Filter the entries below down to the lines that hold "this".
** DATA FOR PROCESSING follows **
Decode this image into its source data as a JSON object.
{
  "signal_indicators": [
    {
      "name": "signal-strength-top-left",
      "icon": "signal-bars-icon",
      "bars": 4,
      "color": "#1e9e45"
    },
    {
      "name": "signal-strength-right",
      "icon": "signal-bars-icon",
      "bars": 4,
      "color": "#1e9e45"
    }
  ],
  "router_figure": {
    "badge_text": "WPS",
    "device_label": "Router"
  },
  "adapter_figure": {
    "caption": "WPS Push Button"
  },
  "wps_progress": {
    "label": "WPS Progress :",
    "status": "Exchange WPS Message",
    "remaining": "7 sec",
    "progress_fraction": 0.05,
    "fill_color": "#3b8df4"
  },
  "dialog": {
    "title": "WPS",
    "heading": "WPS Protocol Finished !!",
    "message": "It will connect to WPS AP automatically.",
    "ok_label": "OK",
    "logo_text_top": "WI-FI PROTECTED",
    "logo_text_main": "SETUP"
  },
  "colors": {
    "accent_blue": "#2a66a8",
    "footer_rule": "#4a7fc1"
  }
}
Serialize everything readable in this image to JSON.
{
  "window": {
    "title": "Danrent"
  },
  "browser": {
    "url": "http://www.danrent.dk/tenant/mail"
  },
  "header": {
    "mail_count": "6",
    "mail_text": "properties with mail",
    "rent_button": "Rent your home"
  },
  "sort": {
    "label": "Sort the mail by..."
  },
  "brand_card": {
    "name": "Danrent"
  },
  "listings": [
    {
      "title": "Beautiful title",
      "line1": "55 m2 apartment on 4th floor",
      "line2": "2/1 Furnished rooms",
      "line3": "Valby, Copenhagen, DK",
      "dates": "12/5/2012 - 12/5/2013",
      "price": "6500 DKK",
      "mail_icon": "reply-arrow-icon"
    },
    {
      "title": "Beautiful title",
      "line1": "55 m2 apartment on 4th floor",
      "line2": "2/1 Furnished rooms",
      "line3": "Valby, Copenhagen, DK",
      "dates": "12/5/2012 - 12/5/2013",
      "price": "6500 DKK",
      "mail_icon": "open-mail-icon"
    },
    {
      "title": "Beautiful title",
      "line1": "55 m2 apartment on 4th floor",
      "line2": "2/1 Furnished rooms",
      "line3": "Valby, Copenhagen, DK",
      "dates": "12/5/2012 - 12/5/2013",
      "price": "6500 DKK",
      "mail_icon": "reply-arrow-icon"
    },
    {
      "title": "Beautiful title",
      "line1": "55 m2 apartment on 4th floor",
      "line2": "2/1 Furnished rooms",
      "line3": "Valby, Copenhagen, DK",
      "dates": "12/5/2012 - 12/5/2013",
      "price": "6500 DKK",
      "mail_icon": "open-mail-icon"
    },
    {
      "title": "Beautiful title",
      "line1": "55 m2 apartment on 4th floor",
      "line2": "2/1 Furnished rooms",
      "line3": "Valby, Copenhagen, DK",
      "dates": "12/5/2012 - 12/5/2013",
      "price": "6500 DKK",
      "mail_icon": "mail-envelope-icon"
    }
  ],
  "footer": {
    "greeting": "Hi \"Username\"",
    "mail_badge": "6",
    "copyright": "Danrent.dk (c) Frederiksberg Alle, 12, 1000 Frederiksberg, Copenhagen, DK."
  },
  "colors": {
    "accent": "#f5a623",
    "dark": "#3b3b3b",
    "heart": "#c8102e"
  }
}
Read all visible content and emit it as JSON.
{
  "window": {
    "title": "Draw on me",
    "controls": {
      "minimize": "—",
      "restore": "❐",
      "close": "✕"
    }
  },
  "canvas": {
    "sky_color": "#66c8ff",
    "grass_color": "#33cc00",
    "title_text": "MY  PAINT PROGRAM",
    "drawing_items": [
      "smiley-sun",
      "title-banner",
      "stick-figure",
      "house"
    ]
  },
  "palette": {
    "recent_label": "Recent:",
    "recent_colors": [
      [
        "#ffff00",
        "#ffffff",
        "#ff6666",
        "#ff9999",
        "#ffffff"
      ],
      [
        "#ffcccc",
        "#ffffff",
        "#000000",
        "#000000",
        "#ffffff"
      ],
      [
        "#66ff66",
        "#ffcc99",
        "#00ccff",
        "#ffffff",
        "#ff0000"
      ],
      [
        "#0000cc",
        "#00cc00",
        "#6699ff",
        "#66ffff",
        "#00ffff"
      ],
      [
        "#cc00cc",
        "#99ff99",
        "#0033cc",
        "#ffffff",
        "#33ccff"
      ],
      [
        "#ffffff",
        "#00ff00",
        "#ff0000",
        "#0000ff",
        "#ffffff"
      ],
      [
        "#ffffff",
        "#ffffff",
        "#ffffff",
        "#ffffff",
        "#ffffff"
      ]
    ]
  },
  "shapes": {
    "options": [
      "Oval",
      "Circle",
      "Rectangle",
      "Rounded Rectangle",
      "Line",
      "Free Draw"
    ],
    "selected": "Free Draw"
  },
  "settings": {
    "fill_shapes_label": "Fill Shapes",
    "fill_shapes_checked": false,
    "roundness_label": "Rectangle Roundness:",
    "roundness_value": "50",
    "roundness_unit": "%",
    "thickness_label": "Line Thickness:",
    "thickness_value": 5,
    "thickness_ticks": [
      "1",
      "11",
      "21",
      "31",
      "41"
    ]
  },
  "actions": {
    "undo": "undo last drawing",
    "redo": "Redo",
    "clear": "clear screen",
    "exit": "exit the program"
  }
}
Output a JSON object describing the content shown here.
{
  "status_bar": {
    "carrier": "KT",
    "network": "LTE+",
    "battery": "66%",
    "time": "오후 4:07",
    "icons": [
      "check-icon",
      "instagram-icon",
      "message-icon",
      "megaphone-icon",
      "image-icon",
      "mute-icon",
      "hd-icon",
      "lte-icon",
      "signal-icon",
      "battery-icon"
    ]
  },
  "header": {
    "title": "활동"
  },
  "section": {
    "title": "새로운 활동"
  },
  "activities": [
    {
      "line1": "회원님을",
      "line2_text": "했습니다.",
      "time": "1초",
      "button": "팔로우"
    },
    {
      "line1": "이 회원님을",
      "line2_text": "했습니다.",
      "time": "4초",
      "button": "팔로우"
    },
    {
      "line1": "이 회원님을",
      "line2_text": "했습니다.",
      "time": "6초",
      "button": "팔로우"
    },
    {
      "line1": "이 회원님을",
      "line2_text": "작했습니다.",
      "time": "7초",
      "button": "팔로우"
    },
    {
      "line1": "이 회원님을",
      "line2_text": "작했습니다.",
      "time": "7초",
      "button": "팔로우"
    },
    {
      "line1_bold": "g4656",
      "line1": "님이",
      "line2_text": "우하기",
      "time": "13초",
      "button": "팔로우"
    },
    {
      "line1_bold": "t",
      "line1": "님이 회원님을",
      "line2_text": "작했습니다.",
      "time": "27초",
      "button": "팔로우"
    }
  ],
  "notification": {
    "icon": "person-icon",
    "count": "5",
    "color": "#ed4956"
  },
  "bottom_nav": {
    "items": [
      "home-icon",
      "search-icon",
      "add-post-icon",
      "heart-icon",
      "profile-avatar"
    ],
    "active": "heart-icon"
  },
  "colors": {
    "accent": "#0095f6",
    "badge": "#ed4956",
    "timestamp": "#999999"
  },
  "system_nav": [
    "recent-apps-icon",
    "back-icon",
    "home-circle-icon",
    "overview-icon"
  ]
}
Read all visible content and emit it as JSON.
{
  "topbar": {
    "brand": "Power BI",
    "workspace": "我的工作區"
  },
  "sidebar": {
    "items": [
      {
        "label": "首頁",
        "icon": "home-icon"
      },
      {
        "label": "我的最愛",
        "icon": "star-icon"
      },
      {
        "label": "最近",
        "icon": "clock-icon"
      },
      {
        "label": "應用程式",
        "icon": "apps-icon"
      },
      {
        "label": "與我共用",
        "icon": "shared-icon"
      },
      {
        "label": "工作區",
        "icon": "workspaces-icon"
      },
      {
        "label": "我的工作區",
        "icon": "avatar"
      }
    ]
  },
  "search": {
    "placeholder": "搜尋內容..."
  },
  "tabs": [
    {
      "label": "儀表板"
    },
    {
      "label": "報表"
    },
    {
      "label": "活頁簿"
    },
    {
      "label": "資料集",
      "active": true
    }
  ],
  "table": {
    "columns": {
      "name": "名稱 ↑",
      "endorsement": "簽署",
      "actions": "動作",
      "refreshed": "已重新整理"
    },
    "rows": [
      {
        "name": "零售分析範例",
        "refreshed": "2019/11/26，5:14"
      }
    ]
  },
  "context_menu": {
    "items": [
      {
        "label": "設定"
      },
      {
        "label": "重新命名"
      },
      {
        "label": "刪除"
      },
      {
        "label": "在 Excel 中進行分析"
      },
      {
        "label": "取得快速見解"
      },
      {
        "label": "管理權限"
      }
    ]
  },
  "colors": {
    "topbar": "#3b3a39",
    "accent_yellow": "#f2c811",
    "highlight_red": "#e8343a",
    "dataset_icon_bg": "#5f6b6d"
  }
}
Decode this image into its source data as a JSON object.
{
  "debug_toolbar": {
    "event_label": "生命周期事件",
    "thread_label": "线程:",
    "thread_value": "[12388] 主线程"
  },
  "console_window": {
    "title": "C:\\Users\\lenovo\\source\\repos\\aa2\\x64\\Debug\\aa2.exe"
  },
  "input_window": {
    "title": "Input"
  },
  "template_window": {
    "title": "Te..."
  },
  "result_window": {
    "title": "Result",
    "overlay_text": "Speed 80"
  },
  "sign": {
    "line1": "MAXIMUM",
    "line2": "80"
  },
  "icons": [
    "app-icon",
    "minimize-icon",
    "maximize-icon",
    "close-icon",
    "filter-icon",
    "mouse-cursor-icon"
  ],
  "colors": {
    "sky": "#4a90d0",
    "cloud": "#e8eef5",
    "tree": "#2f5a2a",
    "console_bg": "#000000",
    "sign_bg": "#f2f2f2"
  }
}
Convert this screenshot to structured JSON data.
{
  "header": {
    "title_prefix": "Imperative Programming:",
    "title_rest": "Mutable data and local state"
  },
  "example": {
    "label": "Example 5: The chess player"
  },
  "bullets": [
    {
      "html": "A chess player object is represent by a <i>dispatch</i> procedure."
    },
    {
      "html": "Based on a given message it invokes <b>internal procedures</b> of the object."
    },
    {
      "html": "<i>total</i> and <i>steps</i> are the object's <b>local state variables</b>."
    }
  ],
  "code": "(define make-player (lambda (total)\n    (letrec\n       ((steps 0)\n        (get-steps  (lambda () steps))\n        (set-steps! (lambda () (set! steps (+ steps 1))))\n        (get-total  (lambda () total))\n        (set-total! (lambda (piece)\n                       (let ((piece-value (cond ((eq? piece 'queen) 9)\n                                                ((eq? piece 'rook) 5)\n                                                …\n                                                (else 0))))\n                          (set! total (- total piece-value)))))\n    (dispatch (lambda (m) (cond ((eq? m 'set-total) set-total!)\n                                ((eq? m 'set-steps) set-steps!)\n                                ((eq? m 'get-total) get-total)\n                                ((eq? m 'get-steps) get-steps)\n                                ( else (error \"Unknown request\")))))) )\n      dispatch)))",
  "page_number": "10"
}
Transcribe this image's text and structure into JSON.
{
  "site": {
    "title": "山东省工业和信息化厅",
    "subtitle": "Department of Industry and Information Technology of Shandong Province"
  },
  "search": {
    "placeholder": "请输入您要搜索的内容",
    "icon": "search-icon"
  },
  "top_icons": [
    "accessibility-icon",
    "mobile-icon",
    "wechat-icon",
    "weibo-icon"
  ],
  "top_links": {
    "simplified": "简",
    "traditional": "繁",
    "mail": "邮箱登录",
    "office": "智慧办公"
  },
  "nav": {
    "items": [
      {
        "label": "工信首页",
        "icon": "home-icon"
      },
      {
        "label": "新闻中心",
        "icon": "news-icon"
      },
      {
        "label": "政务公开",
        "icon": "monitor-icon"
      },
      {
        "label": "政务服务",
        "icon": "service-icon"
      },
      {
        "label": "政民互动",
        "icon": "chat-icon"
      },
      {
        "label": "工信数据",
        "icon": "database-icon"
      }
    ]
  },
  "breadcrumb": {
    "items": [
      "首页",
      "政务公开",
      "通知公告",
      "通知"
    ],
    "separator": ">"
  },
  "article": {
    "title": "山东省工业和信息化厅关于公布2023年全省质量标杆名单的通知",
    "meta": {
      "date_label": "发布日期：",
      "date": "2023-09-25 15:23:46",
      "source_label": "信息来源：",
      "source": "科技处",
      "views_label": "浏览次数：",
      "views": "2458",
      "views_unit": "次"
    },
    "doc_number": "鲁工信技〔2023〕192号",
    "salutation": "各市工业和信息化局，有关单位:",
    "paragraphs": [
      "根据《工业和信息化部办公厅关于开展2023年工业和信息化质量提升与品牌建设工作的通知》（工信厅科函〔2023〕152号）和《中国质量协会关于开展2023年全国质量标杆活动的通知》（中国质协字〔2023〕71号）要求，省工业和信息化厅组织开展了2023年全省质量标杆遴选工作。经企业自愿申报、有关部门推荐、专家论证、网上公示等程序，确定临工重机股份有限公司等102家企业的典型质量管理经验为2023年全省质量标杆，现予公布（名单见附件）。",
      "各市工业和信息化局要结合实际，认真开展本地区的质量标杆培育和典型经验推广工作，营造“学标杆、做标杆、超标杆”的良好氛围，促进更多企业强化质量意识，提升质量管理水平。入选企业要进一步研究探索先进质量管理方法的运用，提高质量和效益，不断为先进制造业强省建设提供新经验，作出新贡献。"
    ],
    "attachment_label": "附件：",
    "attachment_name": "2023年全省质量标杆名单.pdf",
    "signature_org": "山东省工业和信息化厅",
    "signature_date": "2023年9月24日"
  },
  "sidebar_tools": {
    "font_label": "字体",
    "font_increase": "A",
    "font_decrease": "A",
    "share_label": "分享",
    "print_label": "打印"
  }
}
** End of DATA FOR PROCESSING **
## ANSWER
Decode this image into its source data as a JSON object.
Serialize everything readable in this image to JSON.
Decode this image into its source data as a JSON object.
Convert this screenshot to structured JSON data.
Transcribe this image's text and structure into JSON.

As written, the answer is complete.